> [Dataset entries]
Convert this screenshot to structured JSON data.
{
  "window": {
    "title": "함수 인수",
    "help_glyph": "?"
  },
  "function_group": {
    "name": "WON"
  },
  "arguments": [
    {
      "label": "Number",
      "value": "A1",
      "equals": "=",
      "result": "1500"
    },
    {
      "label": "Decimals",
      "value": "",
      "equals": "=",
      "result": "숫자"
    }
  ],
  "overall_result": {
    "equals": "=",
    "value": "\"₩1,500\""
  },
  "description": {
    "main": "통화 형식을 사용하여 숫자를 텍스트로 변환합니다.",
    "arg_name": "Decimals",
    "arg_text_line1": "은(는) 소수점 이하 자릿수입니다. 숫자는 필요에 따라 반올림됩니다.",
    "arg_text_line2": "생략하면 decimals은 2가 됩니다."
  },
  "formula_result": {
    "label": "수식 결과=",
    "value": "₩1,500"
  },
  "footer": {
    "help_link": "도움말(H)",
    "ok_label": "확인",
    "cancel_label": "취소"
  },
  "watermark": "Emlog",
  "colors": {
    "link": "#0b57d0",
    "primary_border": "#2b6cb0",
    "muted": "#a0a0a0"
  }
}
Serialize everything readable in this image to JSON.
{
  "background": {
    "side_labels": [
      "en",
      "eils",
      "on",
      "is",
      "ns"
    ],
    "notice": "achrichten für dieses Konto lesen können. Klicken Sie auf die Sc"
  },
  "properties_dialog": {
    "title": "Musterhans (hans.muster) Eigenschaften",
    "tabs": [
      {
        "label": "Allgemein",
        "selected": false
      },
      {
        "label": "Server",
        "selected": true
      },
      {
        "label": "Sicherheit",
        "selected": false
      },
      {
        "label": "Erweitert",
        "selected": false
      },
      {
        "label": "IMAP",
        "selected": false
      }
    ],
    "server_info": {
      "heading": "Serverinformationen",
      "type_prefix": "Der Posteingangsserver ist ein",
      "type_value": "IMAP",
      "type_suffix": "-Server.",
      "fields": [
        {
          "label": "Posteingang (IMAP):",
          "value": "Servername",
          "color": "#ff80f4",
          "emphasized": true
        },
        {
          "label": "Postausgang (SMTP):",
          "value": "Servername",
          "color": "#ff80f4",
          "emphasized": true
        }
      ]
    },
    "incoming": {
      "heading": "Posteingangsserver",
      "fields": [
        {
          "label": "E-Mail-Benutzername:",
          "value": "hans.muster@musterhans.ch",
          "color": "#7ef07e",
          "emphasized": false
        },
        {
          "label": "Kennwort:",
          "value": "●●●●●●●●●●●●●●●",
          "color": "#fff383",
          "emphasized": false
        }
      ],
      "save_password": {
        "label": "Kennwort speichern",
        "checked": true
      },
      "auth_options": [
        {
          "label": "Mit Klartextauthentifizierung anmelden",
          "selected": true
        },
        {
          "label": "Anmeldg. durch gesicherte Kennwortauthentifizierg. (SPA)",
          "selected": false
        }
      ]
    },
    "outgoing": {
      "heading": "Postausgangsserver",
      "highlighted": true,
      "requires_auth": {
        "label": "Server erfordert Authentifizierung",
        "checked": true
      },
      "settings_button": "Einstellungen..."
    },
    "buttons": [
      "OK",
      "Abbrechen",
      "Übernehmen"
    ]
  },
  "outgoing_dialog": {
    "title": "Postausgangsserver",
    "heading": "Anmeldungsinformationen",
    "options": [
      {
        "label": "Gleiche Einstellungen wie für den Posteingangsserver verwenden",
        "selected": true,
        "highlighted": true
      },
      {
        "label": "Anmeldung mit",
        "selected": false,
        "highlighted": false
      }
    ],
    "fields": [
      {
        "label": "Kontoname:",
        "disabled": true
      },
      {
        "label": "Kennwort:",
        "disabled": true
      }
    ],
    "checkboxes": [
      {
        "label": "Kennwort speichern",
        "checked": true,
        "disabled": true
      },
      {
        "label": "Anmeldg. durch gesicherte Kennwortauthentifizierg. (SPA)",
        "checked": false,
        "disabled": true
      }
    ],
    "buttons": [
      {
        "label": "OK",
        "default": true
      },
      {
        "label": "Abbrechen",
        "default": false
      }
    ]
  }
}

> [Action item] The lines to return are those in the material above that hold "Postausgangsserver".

> [Output]
      "heading": "Postausgangsserver",
    "title": "Postausgangsserver",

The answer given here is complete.